MARIA HALEY (University of Leeds)
Abstract: Latinists are becoming open to the theory that Seneca’s tragedies were staged. Whilst this began as a reaction to the traditional case for tragic recitation in Seneca’s time, contemporary evidence suggests that staging and recitation need not be considered as mutually exclusive modes. Faced with the possibility of these performances, it is now worth considering not if, but how these different performance modes may have shaped Seneca’s tragedies when they were performed in Nero’s Rome. Taking Seneca’s Medea as a case study, the focus of this paper will be on the infanticide monologue and the infanticide itself. The most likely forms of performance will be outlined based on evidence from Latin sources, that we may then consider how a staged performance of the infanticide episode alone would shift the emphasis of the scene, in comparison to a full recitation of the play. The benefits and limitations of each performance mode will also be evaluated throughout with reference to AD 1C Roman performance theory, from sources such as Cicero and Quintilian.

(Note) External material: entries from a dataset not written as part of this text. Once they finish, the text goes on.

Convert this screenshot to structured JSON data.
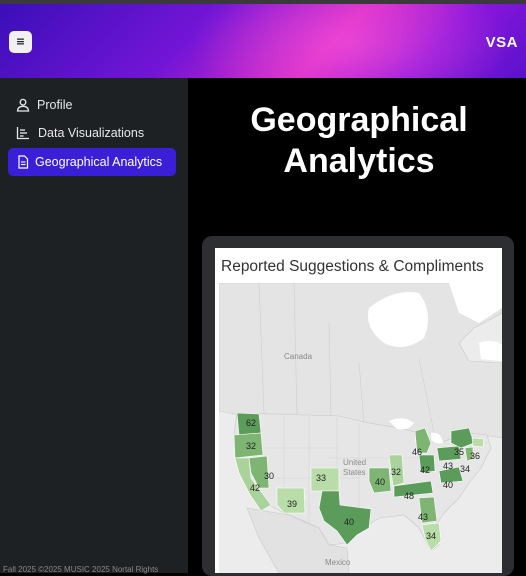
{
  "header": {
    "menu_icon": "≡",
    "brand": "VSA"
  },
  "sidebar": {
    "items": [
      {
        "label": "Profile",
        "icon": "user-icon",
        "active": false
      },
      {
        "label": "Data Visualizations",
        "icon": "bar-chart-icon",
        "active": false
      },
      {
        "label": "Geographical Analytics",
        "icon": "document-icon",
        "active": true
      }
    ]
  },
  "main": {
    "title": "Geographical Analytics"
  },
  "viz": {
    "title": "Reported Suggestions & Compliments",
    "map_labels": {
      "canada": "Canada",
      "us_line1": "United",
      "us_line2": "States",
      "mexico": "Mexico"
    },
    "state_values": {
      "WA": "62",
      "OR": "32",
      "CA": "42",
      "NV": "30",
      "AZ": "39",
      "CO": "33",
      "TX": "40",
      "MO": "40",
      "IL": "32",
      "MI": "46",
      "OH": "42",
      "PA": "43",
      "NY": "35",
      "NJ": "34",
      "MA": "36",
      "VA": "40",
      "TN": "48",
      "GA": "43",
      "FL": "34"
    },
    "colors": {
      "dark": "#5c9c5a",
      "mid": "#8bc27f",
      "light": "#b9dda8"
    }
  },
  "footer": {
    "text": "Fall 2025    ©2025 MUSIC   2025 Nortal Rights"
  }
}
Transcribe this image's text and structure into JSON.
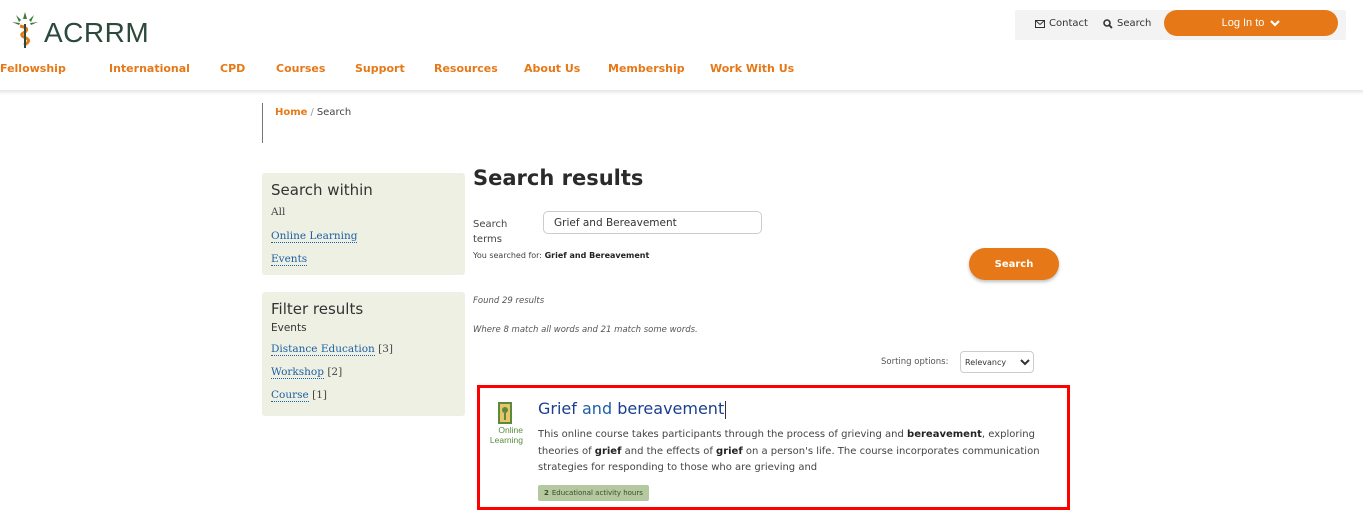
{
  "brand": {
    "name": "ACRRM"
  },
  "topbar": {
    "contact": "Contact",
    "search": "Search",
    "login": "Log In to"
  },
  "nav": [
    "Fellowship",
    "International",
    "CPD",
    "Courses",
    "Support",
    "Resources",
    "About Us",
    "Membership",
    "Work With Us"
  ],
  "breadcrumb": {
    "home": "Home",
    "separator": "/",
    "current": "Search"
  },
  "sidebar": {
    "within": {
      "title": "Search within",
      "items": [
        "All",
        "Online Learning",
        "Events"
      ]
    },
    "filter": {
      "title": "Filter results",
      "subheading": "Events",
      "items": [
        {
          "label": "Distance Education",
          "count": "[3]"
        },
        {
          "label": "Workshop",
          "count": "[2]"
        },
        {
          "label": "Course",
          "count": "[1]"
        }
      ]
    }
  },
  "main": {
    "title": "Search results",
    "terms_label": "Search terms",
    "terms_value": "Grief and Bereavement",
    "searched_prefix": "You searched for:",
    "searched_term": "Grief and Bereavement",
    "search_button": "Search",
    "found": "Found 29 results",
    "match": "Where 8 match all words and 21 match some words.",
    "sort_label": "Sorting options:",
    "sort_value": "Relevancy"
  },
  "result": {
    "type_label": "Online Learning",
    "title_1": "Grief",
    "title_2": " and ",
    "title_3": "bereavement",
    "desc_1": "This online course takes participants through the process of grieving and ",
    "desc_2": "bereavement",
    "desc_3": ", exploring theories of ",
    "desc_4": "grief",
    "desc_5": " and the effects of ",
    "desc_6": "grief",
    "desc_7": " on a person's life. The course incorporates communication strategies for responding to those who are grieving and",
    "badge_count": "2",
    "badge_label": "Educational activity hours"
  },
  "colors": {
    "accent": "#e67817",
    "link": "#1d5fa4",
    "panel": "#eef0e3",
    "highlight_border": "#ff0000",
    "badge": "#b5c9a0"
  }
}
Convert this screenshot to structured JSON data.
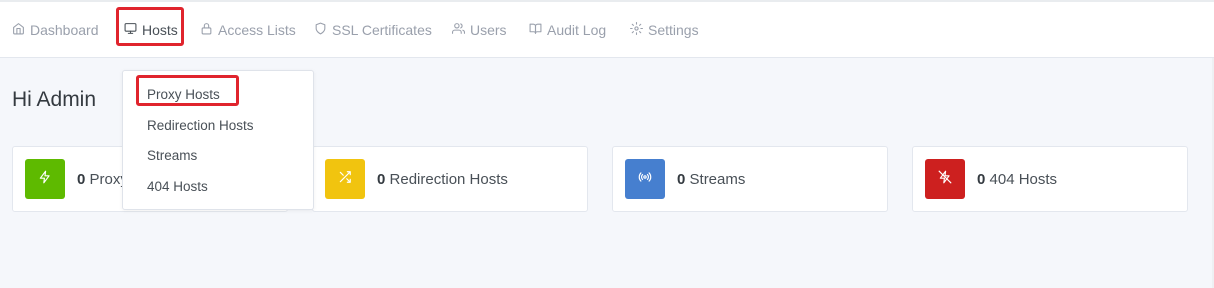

Ultimately, the discussion will highlight the performative potential of Seneca’s tragedies, to consider how these performances shaped meaning for a Roman audience.